When did our society become obsessed with the speed at which we arrive at a destination instead of the journey we’re making? The speed mentality says that the straightest line to a destination is the best because it’s faster but if we do that we’ll find ourselves blasting through mountains with dynamite instead of journeying over them and experiencing the beauty. I have a friend who is in his thirties- he’s a certified chef, he’s worked at grocery stores, and Shoppers Drug Mart, he was a florist, and was going to go into pharmacy but was inspired after his first year back at school to go into an honours English degree. I remember last year talking with him about marks and averages- after two years out of school I was unimpressed with my return performance. My friend said something that really hit me, knowing his history, “You have so much time.”
What I am convinced of, as a “mature” student, is that expectations are not always right. The expectation that you will go to university or trade school or go straight to work and stay there is wrong. Life runs something like this: Don’t think too hard about things, race through the week to the weekend, then race through the next week. Race to own your own place, race to settle down, race to retirement. Run hard! Wait, stop! I can run forward forever with my eyes closed like the world encourages me to, and really get nowhere because I didn’t realize that I was running on a treadmill instead of the open road: racing onwards and reaching no significant destination other than a socially acceptable adult life. I want something more interesting than that. I want to climb a mountain and stand on top and scream, whether everyone thinks that’s great or not.
The pressure is there though. I plan on applying to a secondary college this year, one that is difficult to get into, and I told some friends (a pair of married engineers) that if I didn’t get in I would be taking a year off. I’ve talked with my parents, especially my father about this before. I have no plans to let university rule my life the way high school did, when I want a break I’ll take one and do something I want to do regardless of it’s relevance to my degree. The family friends I told this to though, were horrified. They started assuring me I was smart and saying there’s no reason I needed to do that. They’re right, I don’t need to take a year off, I want to. I never want to catch myself following sheople around just because they say they’re right.
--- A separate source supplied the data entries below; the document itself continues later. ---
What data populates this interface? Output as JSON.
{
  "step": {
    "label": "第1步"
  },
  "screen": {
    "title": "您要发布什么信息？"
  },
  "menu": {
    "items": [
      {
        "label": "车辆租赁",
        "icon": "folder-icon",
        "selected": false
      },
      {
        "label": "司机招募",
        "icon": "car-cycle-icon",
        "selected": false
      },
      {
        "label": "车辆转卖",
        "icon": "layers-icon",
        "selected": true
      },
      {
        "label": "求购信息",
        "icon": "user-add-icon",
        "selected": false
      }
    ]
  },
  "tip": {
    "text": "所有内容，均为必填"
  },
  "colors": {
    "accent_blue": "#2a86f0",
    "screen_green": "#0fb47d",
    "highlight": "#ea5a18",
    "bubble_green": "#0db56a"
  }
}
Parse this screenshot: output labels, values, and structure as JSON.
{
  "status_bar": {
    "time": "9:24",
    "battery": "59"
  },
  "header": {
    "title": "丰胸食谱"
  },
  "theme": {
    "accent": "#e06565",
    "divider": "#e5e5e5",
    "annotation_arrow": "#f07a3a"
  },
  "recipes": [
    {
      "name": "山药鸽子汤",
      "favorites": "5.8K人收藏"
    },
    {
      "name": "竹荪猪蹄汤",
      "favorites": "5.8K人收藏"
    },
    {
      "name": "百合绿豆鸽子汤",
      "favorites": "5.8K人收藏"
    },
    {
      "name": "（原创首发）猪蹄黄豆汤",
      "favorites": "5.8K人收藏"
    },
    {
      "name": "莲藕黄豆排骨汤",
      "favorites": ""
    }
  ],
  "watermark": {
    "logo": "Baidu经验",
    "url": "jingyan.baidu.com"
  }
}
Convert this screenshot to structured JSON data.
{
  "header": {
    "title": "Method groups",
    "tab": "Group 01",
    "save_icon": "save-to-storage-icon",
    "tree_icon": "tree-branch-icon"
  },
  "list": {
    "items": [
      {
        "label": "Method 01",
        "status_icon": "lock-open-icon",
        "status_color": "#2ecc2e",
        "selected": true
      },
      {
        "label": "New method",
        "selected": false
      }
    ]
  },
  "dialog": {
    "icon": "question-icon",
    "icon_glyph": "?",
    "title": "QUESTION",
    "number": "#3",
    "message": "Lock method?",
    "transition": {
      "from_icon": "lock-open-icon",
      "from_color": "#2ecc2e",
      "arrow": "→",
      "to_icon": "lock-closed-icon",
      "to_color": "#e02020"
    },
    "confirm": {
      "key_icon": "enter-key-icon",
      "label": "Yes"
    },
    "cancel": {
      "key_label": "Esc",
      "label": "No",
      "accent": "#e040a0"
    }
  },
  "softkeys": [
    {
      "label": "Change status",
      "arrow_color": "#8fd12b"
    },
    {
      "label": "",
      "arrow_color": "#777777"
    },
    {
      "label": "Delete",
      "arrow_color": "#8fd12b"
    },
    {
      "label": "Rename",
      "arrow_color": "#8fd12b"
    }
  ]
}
I’m sure some of these first years are going in with open eyes, and really want to continue school but, how many are going to piddle away first year (and all their money) partying because they really aren’t there to go to school? Stop racing onwards! Start climbing upwards! I’m not saying don’t work, but rather work hard at whatever you like- don’t consult the world. Want to be a saddle maker for horses? Search out a great saddler and ask if they take apprentices, if they don’t find someone who does. Want to be a travel writer? Earn some money, travel, write, send your work to people see what they think. Want to try out something? Try it out, maybe you’ll end up wanting to take a degree in it. Take a journey to what it is you want and let the experiences along the way shape you.
All you first years, I have loads of love for you, dream big. Don’t sell yourself short just because the world wants you to. Find what you love before you shell out thousands of dollars a year to take a degree in it.